Q&A: Yiddish Singer Elmore James
When you Google Elmore James the first hits that pop up refer to a blues singer from the 1940s. That is not the same Elmore James who stars in the National Yiddish Theatre — Folksbiene production of “Soul to Soul.” But Yiddish-singing James, 57, thinks the Southern bluesman would see similarities between what the two men do.
“Soul to Soul,” conceived and directed by Folksbiene artistic director Zalmen Mlotek, showcases Yiddish and African-American music sung by James as well as by Lisa Fishman and Tony Perry. Its next performance is April 4 at Queens College. Tickets are free, though reservations are required.
James grew up in Harlem and attended the prestigious High School of Performing Arts. He talked to The Arty Semite about getting into show business, performing in “Soul to Soul,” and learning to sing in Yiddish.
Curt Schleier: How did you become aware of Jewish music?
Elmore James: I became aware of it by listening to Paul Robeson and all of the different languages he sang in. I became very interested in learning his repertoire. There were a couple of songs I really loved — “Vi Azoy Lebt Der Keyser“ and “Shlof Mayn Kind” — and I wanted to learn to sing them well. I didn’t know how, and one day I’m walking past this Judaica store and I figured someone there could help me with my Yiddish. The person said no, but he had a friend who could help me, and that friend was Theodore Bikel. I knew who he was, but he said, “No, you have to go to Zalmen Mlotek, he’s the best guy in the business.” I think Zalmen was really touched by the fact that I was so earnest in singing in Yiddish well, he asked me to sing in a concert.
Do you sing phonetically?
I know German, French, Italian and Swedish, and I sing in other languages. I don’t sing phonetically. I don’t sing and not know what I’m saying.
How did you get from Harlem, where you grew up, to theatrical and operatic stages around the world?

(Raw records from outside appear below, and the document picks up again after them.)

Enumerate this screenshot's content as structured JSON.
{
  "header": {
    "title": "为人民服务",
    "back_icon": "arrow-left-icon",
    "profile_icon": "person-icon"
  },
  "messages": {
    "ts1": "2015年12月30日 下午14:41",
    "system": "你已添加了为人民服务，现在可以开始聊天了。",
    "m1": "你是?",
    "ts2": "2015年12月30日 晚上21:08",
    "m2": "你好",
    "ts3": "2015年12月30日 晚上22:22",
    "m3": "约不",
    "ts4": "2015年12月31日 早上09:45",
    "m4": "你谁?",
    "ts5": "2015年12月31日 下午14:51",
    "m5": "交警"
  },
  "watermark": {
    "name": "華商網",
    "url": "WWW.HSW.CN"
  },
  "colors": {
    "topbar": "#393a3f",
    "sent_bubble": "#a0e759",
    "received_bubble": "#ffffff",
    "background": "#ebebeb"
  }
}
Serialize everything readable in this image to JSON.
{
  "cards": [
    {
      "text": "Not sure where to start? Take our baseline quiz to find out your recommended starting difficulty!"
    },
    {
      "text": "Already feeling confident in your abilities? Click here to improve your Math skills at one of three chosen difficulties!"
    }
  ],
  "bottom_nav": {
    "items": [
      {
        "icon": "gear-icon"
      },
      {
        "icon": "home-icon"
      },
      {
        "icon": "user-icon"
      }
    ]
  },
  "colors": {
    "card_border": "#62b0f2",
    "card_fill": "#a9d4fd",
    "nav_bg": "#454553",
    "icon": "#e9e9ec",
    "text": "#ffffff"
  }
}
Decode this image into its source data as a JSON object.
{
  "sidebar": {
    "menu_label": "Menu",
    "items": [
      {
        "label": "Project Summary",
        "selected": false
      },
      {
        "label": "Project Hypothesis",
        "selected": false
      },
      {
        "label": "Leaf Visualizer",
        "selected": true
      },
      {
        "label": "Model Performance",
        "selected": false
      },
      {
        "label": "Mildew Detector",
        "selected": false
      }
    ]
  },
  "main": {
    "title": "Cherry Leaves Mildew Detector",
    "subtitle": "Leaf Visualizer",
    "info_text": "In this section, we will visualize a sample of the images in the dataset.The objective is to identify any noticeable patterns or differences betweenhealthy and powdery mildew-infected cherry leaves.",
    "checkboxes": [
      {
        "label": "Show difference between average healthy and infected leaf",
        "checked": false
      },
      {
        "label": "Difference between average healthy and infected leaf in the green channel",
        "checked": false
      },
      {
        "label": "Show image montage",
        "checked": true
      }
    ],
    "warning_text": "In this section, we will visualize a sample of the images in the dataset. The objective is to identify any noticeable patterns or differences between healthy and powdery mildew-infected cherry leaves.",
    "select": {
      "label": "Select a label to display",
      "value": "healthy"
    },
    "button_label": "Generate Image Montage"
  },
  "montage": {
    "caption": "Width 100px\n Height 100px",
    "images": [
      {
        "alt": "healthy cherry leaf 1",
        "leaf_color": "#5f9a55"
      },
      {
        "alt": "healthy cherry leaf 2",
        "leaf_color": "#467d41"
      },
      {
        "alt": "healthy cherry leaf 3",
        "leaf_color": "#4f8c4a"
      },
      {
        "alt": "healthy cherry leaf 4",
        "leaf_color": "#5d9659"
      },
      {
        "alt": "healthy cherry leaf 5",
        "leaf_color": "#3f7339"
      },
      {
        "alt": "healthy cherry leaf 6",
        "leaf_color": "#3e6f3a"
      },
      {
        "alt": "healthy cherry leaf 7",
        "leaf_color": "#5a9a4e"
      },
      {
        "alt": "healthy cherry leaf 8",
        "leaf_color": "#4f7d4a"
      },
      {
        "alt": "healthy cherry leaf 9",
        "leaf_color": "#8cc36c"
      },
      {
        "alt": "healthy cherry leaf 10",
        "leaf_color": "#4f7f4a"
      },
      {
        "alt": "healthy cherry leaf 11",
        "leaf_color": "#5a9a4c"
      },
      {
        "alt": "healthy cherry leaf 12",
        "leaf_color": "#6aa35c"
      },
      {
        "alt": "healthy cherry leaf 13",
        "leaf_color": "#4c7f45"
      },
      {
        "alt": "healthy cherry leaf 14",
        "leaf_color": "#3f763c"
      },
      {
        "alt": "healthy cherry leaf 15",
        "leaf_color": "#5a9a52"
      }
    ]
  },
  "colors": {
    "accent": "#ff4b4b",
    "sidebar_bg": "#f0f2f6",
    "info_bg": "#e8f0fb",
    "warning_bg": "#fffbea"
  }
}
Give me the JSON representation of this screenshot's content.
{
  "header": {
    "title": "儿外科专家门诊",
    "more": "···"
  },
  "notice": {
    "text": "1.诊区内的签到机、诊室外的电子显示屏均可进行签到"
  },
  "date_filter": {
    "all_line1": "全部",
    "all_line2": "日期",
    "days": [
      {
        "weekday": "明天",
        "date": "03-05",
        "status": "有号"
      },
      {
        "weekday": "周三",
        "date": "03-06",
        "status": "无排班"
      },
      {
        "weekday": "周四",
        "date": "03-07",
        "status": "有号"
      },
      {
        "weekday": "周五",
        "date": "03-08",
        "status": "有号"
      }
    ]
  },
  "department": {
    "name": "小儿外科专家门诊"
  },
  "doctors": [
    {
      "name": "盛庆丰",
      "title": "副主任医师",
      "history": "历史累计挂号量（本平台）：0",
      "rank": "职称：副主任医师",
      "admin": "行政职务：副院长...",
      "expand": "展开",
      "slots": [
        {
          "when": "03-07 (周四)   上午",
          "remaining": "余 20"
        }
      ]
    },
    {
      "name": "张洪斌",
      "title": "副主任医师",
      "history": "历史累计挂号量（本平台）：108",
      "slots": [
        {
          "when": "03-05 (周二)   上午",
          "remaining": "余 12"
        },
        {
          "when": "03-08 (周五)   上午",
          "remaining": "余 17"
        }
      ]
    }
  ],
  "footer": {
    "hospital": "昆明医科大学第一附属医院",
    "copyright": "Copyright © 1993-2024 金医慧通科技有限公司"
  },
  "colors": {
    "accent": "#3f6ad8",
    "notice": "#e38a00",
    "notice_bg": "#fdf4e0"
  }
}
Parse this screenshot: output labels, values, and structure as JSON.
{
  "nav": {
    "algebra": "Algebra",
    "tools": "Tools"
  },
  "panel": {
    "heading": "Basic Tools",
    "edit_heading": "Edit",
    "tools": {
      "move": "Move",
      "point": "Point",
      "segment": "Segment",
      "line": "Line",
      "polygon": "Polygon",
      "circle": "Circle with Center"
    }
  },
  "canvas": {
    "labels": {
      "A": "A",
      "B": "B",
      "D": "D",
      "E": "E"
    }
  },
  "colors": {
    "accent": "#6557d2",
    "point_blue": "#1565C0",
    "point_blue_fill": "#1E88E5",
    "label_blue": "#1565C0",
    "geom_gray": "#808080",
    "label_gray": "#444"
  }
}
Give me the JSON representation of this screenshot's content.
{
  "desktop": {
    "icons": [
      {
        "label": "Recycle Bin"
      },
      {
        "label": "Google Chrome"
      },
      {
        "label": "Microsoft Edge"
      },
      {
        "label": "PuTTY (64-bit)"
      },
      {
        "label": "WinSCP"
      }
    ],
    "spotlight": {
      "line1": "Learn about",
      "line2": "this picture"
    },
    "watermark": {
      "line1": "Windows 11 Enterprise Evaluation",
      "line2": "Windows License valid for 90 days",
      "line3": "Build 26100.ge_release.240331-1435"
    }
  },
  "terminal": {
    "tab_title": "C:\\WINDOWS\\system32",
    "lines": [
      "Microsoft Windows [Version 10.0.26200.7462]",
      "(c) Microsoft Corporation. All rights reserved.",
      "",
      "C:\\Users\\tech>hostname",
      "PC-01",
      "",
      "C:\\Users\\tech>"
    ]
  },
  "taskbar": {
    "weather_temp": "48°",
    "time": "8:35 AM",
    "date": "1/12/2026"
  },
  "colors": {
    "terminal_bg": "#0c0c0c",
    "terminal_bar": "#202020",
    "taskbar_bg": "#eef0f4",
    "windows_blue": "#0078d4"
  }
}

It was my black teachers in primary and secondary school, but it was also my Jewish teachers in high school who said, “With what you have, you can do something with this.” It wasn’t until I went there that I knew any white kids or Jewish kids. When I got to high school, all my friends were Jewish, and when I went to their homes or they slept at mine, there was an affinity, a certain kind of earthiness I couldn’t help but relate to.
It was Jews who did it for me and later in the theater. Now my best friends are Jewish [laughs]. All my friends are Jewish.
How did you get into the High School of Performing Arts?
To get into Performing Arts I had to do a monologue. They asked for two, modern and classical. I didn’t know what classical meant. I didn’t know what monologue meant. So I bought a book, “Monologues for Student Actors” and did something from there. The acting teacher, a Jewish woman, accepted me in the school on exactly no evidence I had talent. In my senior year, I wrote a show that became the inspiration for the movie “Fame.” The teacher read the play and said, “Who would have thought you had talent. I just took you in the school because you were a nice boy.” That was the nicest compliment anyone ever gave me.
Did you get credit for the show?
No, this is show business. But just ask anyone in my class. Anyone in the school.
What has the reaction to “Soul to Soul” been like?
Paul Robeson said the way you make people love you is when you sing their songs. So if I sing a Swedish folksong or a French song or an Italian song, I enter into their neighborhood. That’s my intention, anyway, and Jewish audiences appreciate what I do. At first I thought the show would just appeal to people who were around during World War II. But we did a performance at Symphony Space and there were a lot of young [African-American] kids there and they loved it.
I think music is the thing blacks and Jews have in common. What are the blues? Singing about your circumstance in a way that is still optimistic about life.
Watch a preview for ‘Soul to Soul’: